**WHAT NEEDS TO BE DONE:** Lines containing the string "loudly": how many are there below? Answer with the number only.

**DATA FOR THIS EXERCISE:**
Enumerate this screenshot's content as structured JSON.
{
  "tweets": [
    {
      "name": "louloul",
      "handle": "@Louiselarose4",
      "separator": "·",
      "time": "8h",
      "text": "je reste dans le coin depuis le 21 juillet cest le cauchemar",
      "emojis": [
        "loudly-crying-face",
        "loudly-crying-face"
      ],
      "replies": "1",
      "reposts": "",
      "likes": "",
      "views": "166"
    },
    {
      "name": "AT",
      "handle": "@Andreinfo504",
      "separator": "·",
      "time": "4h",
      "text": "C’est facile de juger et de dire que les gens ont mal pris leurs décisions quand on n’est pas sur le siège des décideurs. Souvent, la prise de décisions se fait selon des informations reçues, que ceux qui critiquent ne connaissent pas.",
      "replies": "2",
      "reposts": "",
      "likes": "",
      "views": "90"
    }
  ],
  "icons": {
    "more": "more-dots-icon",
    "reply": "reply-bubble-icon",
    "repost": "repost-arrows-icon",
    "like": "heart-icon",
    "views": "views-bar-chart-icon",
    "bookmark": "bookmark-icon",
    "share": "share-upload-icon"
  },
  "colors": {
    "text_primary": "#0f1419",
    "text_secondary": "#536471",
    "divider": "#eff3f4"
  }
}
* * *
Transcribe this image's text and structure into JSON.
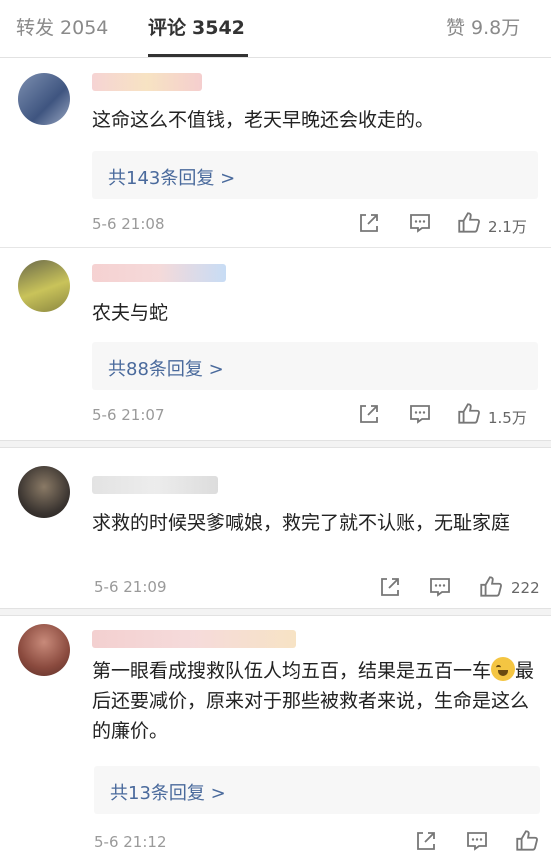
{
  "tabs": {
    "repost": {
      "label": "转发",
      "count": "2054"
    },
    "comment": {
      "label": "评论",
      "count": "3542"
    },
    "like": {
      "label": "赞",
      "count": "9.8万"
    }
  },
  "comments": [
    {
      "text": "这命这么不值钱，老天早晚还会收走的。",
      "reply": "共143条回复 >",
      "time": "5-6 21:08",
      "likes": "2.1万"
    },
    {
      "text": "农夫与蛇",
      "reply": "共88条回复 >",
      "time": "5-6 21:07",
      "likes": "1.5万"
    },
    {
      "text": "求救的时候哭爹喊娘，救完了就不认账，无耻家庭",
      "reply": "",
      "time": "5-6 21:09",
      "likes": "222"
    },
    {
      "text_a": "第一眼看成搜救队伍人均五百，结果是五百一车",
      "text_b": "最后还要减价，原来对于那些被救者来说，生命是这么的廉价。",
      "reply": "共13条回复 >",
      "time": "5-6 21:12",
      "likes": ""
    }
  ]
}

**RESULT OF THE TASK:** 2